New report shows visitor spending supports 252,000 jobs nationwide
A new National Park Service (NPS) report shows that 193,914 visitors in 2011 spent $9,218,000 in Bandelier National Monument and in communities near the park.
That spending supported 139 jobs in the local area.
“Bandelier National Monument is a wonderful place to relax, get exercise and learn about America’s story,” park superintendent Jason Lott said. “And the people in our nearby communities are invested in the park. Whether they visit the park, own or work at a business that serves local or long distance visitors or provides services for the park and our employees, there is a positive economic impact on our local and our national economy.”
The peer-reviewed visitor spending analysis was conducted by Yue Cui, Ed Mahoney, and Teresa Herbowicz of Michigan State University for the National Park Service.
The report shows $13 billion of direct spending by 279 million national park visitors. The spending occurred in communities within 60 miles of a national park and supported 252,000 jobs, most of which are also in the communities near national parks. The visitor spending had a $30 billion impact on the entire U.S. economy.
Superintendent Lott commented that every community near Los Alamos, Espanola, Santa Fe and Albuquerque benefit from tourism to the monument.
“Although you may be hearing bad news about budgets and how they are affecting parks, don’t be discouraged! Visit us anyway and bring your family and friends along, too, he said. “Buy a Bandelier Annual Pass or America the Beautiful Pass. Your visits help our staff to continue doing the good work of protecting and helping you to understand the cultural sites of Frijoles Canyon, as well as our backcountry trails and Tsankawi along N.M.4.”
According to the report, most visitor spending supports jobs in lodging, food, and beverage service (63 percent) followed recreation and entertainment (17 percent), other retail (11 percent), transportation and fuel (7 percent) and wholesale and manufacturing (2 percent.)
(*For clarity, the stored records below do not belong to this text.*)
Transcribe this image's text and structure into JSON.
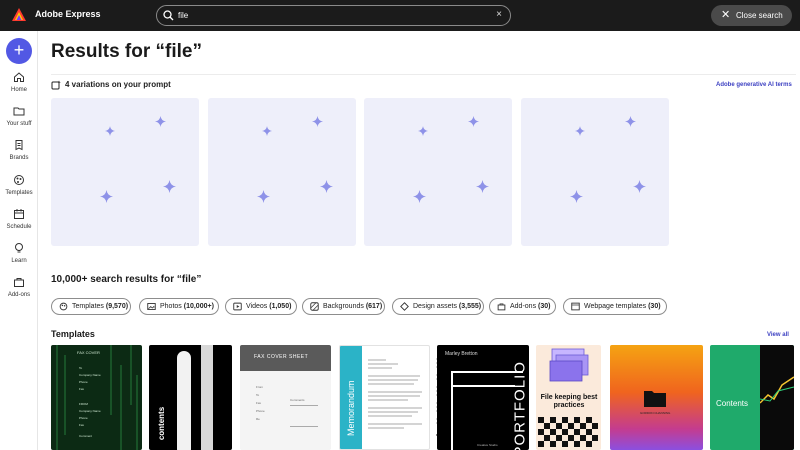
{
  "app": {
    "title": "Adobe Express"
  },
  "search": {
    "value": "file",
    "clear_symbol": "×"
  },
  "close_search": {
    "label": "Close search"
  },
  "sidebar": {
    "create_symbol": "+",
    "items": [
      {
        "label": "Home",
        "icon": "home-icon"
      },
      {
        "label": "Your stuff",
        "icon": "folder-icon"
      },
      {
        "label": "Brands",
        "icon": "brand-icon"
      },
      {
        "label": "Templates",
        "icon": "templates-icon"
      },
      {
        "label": "Schedule",
        "icon": "calendar-icon"
      },
      {
        "label": "Learn",
        "icon": "lightbulb-icon"
      },
      {
        "label": "Add-ons",
        "icon": "addons-icon"
      }
    ]
  },
  "main": {
    "heading": "Results for “file”",
    "variations_label": "4 variations on your prompt",
    "ai_terms": "Adobe generative AI terms",
    "results_heading": "10,000+ search results for “file”",
    "chips": [
      {
        "label": "Templates",
        "count": "(9,570)",
        "icon": "templates-icon"
      },
      {
        "label": "Photos",
        "count": "(10,000+)",
        "icon": "photo-icon"
      },
      {
        "label": "Videos",
        "count": "(1,050)",
        "icon": "video-icon"
      },
      {
        "label": "Backgrounds",
        "count": "(617)",
        "icon": "background-icon"
      },
      {
        "label": "Design assets",
        "count": "(3,555)",
        "icon": "design-assets-icon"
      },
      {
        "label": "Add-ons",
        "count": "(30)",
        "icon": "addons-icon"
      },
      {
        "label": "Webpage templates",
        "count": "(30)",
        "icon": "webpage-icon"
      }
    ],
    "templates_heading": "Templates",
    "view_all": "View all",
    "templates": {
      "fax_green": {
        "title": "FAX COVER",
        "lines": [
          "To",
          "Company Name",
          "Phone",
          "Fax",
          "FROM",
          "Company Name",
          "Phone",
          "Fax",
          "Comment"
        ]
      },
      "contents_black": {
        "title": "contents"
      },
      "fax_grey": {
        "title": "FAX COVER SHEET",
        "fields": [
          "From",
          "To",
          "Fax",
          "Phone",
          "Re",
          "Comments"
        ]
      },
      "memorandum": {
        "title": "Memorandum"
      },
      "memo_text": {
        "date": "Date: 8"
      },
      "portfolio": {
        "name": "Marley Bretton",
        "title": "PORTFOLIO",
        "subtitle": "Creative Studio"
      },
      "file_keeping": {
        "title": "File keeping best practices"
      },
      "folder_gradient": {
        "caption": "GORDON CHANNING"
      },
      "contents_green": {
        "title": "Contents"
      }
    }
  },
  "colors": {
    "topbar": "#1b1b1b",
    "accent": "#5258e4",
    "link": "#3d41c2",
    "variation_card": "#eeeffa",
    "sparkle": "#8e92e8"
  }
}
To learn more about national parks in New Mexico and how the National Park Service works with Alaskan communities to help preserve local history, conserve the environment, and provide outdoor recreation, go to http://www.nps.gov/newmexico.